I learned at a very young age that music teaches you about life. When you’re in the midst of improvisation, there is no yesterday and no tomorrow — there is just the moment that you are in. In that beautiful moment, you experience your true insignificance to the rest of the universe. It is then, and only then, that you can experience your true significance.

Charlie Haden

I want to write about Charlie Haden. I have to. I don’t want to write about his life or to try to explain how he changed Jazz music and the role of the double bass within it. Others are more qualified to do that. I want to write about the influence that Charlie Haden has had on me as a Jazz fan and as a bass player. I wanted to do it a long time ago, to celebrate his music while he was still alive. I missed that chance.

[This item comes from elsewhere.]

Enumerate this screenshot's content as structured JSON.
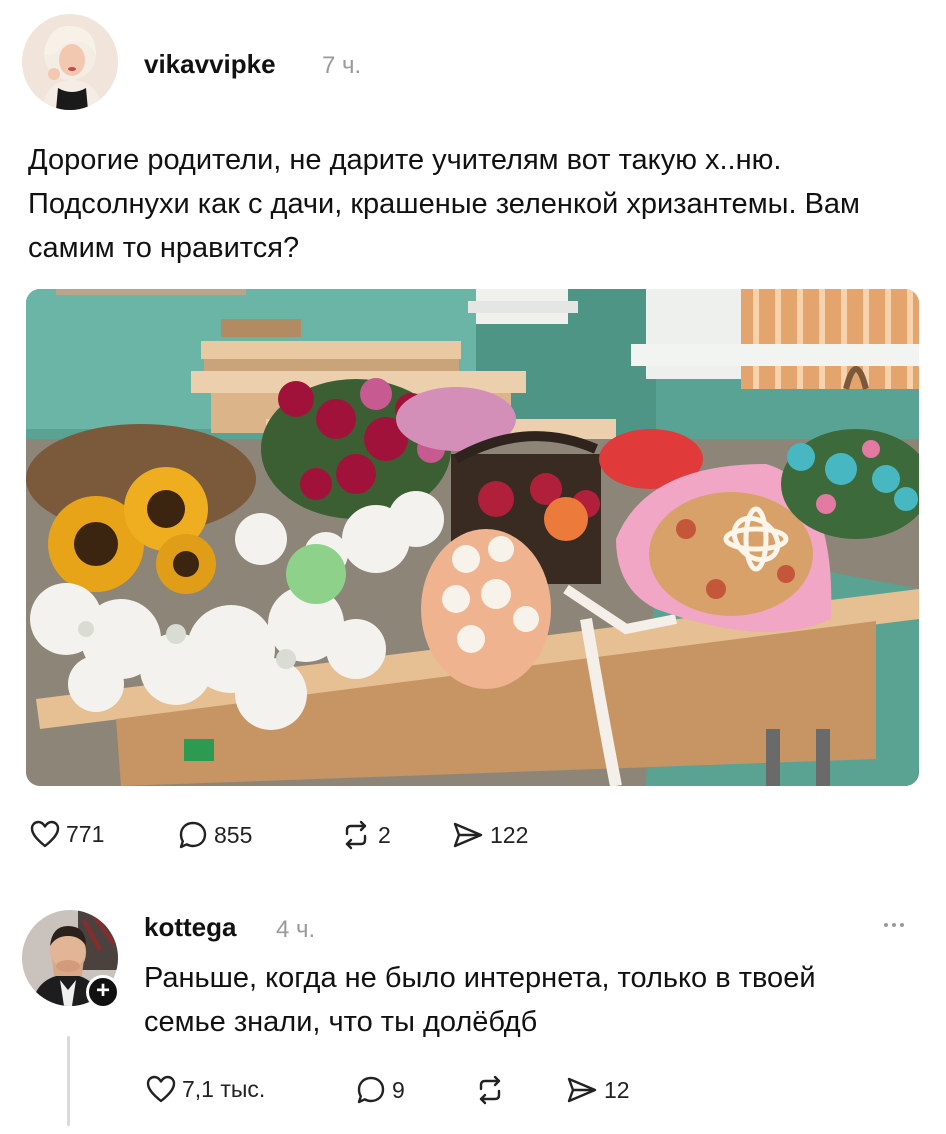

Charlie Haden died this morning at 10:11 Pacific Time, 76 years old. He grew up singing in the family band and switched to the bass after his vocal cords were paralyzed by polio at age fifteen. The medium changed, but Charlie never stopped singing.

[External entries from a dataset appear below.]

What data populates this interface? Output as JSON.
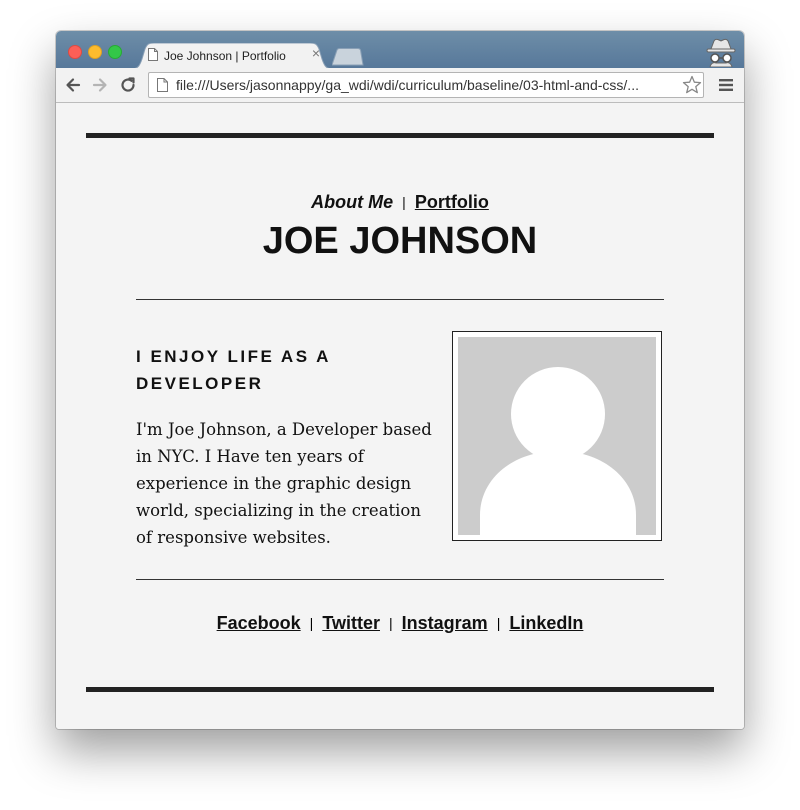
{
  "browser": {
    "tab_title": "Joe Johnson | Portfolio",
    "tab_close": "×",
    "url": "file:///Users/jasonnappy/ga_wdi/wdi/curriculum/baseline/03-html-and-css/..."
  },
  "nav": {
    "about": "About Me",
    "separator": "|",
    "portfolio": "Portfolio"
  },
  "page_title": "JOE JOHNSON",
  "about": {
    "headline": "I ENJOY LIFE AS A DEVELOPER",
    "bio": "I'm Joe Johnson, a Developer based in NYC. I Have ten years of experience in the graphic design world, specializing in the creation of responsive websites."
  },
  "social": {
    "links": [
      "Facebook",
      "Twitter",
      "Instagram",
      "LinkedIn"
    ],
    "separator": "|"
  },
  "colors": {
    "titlebar": "#5f7f9f",
    "page_bg": "#f4f4f4",
    "rule": "#222222",
    "avatar_bg": "#cccccc"
  }
}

Charlie Haden’s playing is the perfect combination of freedom and beauty.

I first heard Charlie when I found the early Ornette Coleman records as a teenager. Although the aesthetic was strange, the spirit behind the music appealed to me as an angsty metalhead.1 As I got deeper into the music and the bass, I fell in love with Charlie’s sound, ears, and commitment.

Suggested listening

Here are a few albums and tracks that have been especially important to me. It’s a very personal list, as I could never hope to represent Charlie Haden’s fifty year career as a professional musician here. Nor would I want to.

Ornette Coleman

Charlie Haden is known for the early Ornette Coleman more than anything else. I remember buying Change of the Century at Borders and rushing home to listen to it. Lots of great tracks, but two for checking out Charlie Haden are “The Face Of The Bass” and “Una Muy Bonita”. The Shape of Jazz to Come is also great and known for it.

Charlie’s playing on Science Fiction from 1971 is ridiculously good. I especially like “Street Woman”, “School Work”, and “Law Years”.

Change of the Century, recorded 1959

Keith Jarrett American Quartet

I love the Keith Jarrett group with Dewey Redman, Charlie Haden, and Paul Motian, especially the stuff on Impulse! Records. My favorite is Bop-Be. The last track, “Pocket Full Of Cherry”, is a Charlie Haden composition. The feel is epic, as is Keith Jarrett’s soprano sax playing on it. It’s free improvisation, and the resolution leading up to 3:30 is an example of Charlie’s giant ears.

Bop-Be, recorded 1976


Charlie Haden, Paul Motian, and Geri Allen released a few records together. I’ve not heard them all, but I like Etudes. It has a great version of “Lonely Woman” (originally from The Shape of Jazz to Come), and a version of Charlie Haden’s “Silence”, which was also recorded on Bop-Be.

Etudes, recorded 1987

Night And The City

I love duo albums, and Night And The City with Kenny Barron is one of my favorites.2 Charlie’s playing is so good. All ballads, recorded live. I play something from Charlie’s solo on “Body And Soul” every time I play the song.

Night And The City, recorded 1996

  1. I still maintain that there’s a deep, mysterious connection between free jazz and death metal. 

  2. Two other favorites are Jim Hall & Red Mitchell, which I mentioned here, and I Concentrate On You by Lee Konitz & Red Mitchell, which I should write about some day.